How to Stop Ruminating

When we make a mistake, or something really uncomfortable happens in our lives our minds tend to play and replay the scene over and over again.  We think, “if only I could have done things differently,” and then our mind shows us the movie over and over again.  This is called ruminating.  

A rumination is when the same scene or the same thought, goes around and around in our head.  Over and over again. It is when we experience something that we perceive as negative, something happened to us in the past, maybe an argument with a friend, or you felt uncomfortable in a social situation, or stupid when you said something in class or group, or when you made a mistake.  If we think about it we can still feel that emotion, usually of anger, sadness, or shame, as the scene plays out in our minds, over and over again. It can feel crazy making.  

A rumination is a snafu of the mind.  It is where the wires got crossed when our conscious mind imperfectly evolved.  This should not surprise us, our minds are sophisticated and complicated.  If you can think of an event that happened in the past and feel an emotion about it, the mind has not gotten the good news that the event is over.  

Let me explain: I believe that our minds tend to play the incident over and over again because the subconscious part of our minds (the part that is always in the present moment) thinks that there’s something that needs to be done about the situation at this present moment.  This is a function of the mind that has been really important to our survival as a species.  It pushes a button in our minds in order for us to perform an action.  Like run away from a tiger.  

In our primitive animal brothers and sisters, without the conscious mind, this works perfectly.  It turns on when needed and off when no longer needed.  For us humans, with our imperfectly evolved conscious mind, it does not work so well.  Kind of like putting an after market cruise control into an old ford mustang convertible- we are not so surprised when it does not work so well. Our minds are like that, some of our wirings do not work so well, hence, ruminations.

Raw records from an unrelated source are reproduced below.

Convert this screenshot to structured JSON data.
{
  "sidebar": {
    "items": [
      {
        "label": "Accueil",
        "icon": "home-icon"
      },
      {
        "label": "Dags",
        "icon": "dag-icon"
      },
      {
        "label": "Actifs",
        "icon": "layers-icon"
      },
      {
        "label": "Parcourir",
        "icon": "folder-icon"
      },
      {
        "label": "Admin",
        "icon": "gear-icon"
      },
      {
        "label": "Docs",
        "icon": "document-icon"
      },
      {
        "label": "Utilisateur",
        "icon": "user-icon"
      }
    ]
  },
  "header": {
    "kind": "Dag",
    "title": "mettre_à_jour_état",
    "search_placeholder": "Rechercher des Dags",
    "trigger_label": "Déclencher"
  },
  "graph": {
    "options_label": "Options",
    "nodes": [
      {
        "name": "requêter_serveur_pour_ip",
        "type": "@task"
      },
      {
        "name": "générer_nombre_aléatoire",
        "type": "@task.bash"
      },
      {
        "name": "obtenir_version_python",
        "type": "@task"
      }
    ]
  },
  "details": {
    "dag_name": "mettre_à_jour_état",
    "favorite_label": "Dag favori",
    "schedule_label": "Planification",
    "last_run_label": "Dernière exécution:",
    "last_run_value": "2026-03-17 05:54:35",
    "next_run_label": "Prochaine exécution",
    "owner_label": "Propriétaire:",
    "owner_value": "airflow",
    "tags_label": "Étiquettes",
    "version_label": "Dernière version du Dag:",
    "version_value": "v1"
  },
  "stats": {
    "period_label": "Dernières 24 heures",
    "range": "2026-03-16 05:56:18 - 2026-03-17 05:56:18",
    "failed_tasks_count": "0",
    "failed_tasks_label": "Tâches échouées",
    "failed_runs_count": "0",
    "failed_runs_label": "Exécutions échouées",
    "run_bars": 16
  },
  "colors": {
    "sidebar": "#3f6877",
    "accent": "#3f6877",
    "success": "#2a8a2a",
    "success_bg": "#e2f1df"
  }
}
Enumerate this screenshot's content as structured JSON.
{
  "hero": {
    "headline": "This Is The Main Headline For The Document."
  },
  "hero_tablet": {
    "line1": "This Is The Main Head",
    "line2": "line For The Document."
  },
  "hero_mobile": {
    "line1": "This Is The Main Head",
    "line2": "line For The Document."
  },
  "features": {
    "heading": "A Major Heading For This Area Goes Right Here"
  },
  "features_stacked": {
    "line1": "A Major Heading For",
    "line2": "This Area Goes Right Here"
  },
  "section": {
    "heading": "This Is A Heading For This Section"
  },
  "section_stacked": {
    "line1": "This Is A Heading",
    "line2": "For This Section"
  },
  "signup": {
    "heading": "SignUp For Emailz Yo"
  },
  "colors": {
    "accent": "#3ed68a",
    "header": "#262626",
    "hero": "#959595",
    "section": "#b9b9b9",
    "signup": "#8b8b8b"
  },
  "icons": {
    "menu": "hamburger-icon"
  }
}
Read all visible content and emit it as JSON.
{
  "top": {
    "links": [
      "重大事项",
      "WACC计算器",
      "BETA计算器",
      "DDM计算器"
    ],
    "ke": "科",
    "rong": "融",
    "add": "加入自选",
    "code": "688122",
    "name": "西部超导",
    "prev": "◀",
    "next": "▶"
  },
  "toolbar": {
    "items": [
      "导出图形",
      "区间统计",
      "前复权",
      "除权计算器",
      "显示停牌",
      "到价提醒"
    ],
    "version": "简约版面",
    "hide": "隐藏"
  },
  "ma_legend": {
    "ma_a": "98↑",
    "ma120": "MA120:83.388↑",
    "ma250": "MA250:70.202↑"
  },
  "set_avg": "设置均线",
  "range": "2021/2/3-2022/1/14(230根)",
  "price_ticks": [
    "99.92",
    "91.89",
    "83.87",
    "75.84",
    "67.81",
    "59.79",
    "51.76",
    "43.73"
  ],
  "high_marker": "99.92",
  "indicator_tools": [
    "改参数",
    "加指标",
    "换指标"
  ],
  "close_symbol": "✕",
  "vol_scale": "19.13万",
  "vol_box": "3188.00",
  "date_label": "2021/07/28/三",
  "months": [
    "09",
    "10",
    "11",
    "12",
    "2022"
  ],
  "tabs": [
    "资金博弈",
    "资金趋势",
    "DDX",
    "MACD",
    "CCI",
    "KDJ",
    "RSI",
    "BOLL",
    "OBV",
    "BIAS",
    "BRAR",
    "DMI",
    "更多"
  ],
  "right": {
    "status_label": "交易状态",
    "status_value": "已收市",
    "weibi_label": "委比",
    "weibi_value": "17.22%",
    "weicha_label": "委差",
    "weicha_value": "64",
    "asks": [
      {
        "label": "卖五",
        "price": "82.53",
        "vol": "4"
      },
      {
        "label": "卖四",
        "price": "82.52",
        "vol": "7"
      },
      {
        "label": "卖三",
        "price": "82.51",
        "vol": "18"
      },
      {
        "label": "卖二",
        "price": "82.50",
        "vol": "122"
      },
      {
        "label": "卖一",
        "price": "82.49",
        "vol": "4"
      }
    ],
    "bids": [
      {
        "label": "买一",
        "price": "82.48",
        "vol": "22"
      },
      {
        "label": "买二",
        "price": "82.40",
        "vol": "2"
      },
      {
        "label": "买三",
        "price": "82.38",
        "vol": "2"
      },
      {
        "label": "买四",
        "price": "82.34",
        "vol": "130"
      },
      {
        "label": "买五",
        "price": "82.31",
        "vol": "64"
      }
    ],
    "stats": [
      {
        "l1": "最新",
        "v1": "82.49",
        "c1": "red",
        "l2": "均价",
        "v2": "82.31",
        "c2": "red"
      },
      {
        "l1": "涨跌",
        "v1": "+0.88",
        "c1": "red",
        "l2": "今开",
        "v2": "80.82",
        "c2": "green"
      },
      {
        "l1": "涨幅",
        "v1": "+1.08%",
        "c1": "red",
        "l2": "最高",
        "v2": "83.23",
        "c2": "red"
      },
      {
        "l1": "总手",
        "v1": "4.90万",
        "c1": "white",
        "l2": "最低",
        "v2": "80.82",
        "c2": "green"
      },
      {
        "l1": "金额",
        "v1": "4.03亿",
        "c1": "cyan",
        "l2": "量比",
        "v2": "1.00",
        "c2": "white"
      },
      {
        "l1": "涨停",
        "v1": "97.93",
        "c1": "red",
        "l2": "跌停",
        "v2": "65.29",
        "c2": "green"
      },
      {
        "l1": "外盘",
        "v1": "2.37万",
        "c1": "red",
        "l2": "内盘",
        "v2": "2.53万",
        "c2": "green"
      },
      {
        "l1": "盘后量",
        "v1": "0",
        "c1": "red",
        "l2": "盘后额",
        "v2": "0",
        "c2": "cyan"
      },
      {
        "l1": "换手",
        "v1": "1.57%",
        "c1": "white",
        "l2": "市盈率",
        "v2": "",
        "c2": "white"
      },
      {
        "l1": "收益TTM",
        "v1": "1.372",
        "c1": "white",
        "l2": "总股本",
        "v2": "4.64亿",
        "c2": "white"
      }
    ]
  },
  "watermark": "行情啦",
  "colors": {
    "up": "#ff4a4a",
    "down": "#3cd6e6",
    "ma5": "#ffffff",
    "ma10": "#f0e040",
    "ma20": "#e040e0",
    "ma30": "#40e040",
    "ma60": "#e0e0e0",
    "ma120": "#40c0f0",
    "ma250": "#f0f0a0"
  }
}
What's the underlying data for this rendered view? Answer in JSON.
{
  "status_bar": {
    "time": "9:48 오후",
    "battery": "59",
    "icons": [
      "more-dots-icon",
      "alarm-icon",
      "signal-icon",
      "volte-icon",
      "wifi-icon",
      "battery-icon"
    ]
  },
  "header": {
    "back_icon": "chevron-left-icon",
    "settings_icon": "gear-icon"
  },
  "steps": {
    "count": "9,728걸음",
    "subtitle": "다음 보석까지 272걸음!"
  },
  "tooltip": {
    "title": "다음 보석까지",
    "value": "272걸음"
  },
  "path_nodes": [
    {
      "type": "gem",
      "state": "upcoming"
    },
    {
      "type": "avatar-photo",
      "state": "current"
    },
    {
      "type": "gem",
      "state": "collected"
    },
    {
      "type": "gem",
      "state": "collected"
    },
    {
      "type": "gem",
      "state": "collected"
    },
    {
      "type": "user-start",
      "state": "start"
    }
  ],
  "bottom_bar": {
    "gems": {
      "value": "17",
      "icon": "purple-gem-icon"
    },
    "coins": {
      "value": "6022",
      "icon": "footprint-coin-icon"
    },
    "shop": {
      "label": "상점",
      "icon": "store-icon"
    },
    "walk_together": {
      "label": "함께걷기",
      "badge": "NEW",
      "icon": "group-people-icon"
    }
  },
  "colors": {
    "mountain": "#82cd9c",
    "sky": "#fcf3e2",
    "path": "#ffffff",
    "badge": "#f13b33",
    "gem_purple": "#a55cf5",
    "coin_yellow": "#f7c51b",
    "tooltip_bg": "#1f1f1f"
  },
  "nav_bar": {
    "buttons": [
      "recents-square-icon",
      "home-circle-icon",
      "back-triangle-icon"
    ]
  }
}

When we ruminate, chew things over, it means that part of the mind hasn’t gotten the good news that the incident that you’re thinking about happened in the past and there’s nothing that needs to be done by you at this moment in time.  Unless you can build a time machine and go back in time.  

This doesn’t mean that you can’t do things in the present moment about what happened in the past to move things forward such as making amends, apologizing, or standing up for yourself.  It just means that there’s extra energy being used up by your mind from playing the incident over and over again that would be better used for other things in your life, like creating meaningful connections and joyful memories. 

Now, you are probably wondering what you can do about it.  

First we have to notice that it is actually happening, and to have the awareness to do something about it.  We can get out of our heads using a basic mindfulness technique of taking a few minutes and practicing deep, fully belly breathing, going on a mindfulness walk, or just taking a few minutes to look around the room that you are in right now in a nonjudgemental way. Noticing the colors on the walls, the smell in the air, perhaps that painting that you haven’t really looked at in months. When you are ready, try to exercise below!

Now that we have created some space in our heads, we can use a modified technique from Rapid Resolution Therapy that I call Book-Ending.  

Book-Ending Technique

  1. Is it a still scene like a photograph or a movie that’s been playing in your head?  If it’s a movie move to step #2, it it’s a photograph step #9. 
  2. Identify the first scene in the movie that’s been playing in your head.  
  3. Identify the last scene in the movie, how you knew it was over.  This one can be a bit more challenging because your mind doesn’t know that it’s over yet, so just the last scene in the movie.
  4. Now add in the very last scene in the movie, before the credits roll, which is you sitting or standing, wherever you are right now, in this present moment. That means if you are currently reading this on your couch then that’s the last scene in the movie.
  5. Play the whole movie as detailed as possible in fast forward in your mind.
  6. Now play it backwards in black and white.
  7. Perfect.  Now play it forwards and change something, either the color of the shirt the other person was wearing, add glitter falling from the sky, or watch the whole thing in technicolor, like a disco from the 80s.
  8. Check in with yourself, how are you still feeling about what happened? Check into the memory again, and notice if there are any photographs images left from the movie that you feel an emotion about.  If there isn’t, good work, you’re done!  Enjoy a rumination free rest of your day.
  9. If there is still a photograph of an image, or if that is all there was to begin with, close your eyes and put the image in a picture frame so we can remember that it is just an image.  Then imagine painting it over with paint, watching the paint dry, it gets all wet looking but you an still see the image, next rip the image into big pieces, watch those pieces fall down, and then tape it all back together with colored tape, and finally tear the image into tiny little pieces and watch those tiny pieces blow away.
  10. Check in with yourself again, and notice how you feel.  Take a deep breath, you did great work!   

For those who have worked with me, you know that I always try to teach my clients how to use this technique, it is empowering to remind ourselves that we are so much more than our minds.  Even just exercising the ability to slow down or speed up a memory is such an important tool to use when training the mind.  What I have seen in myself as well as others, the more that we train our minds to do the Book-Ending technique, the faster and more natural it becomes. 

I would love to know if this is helpful for you and what worked best for your mind!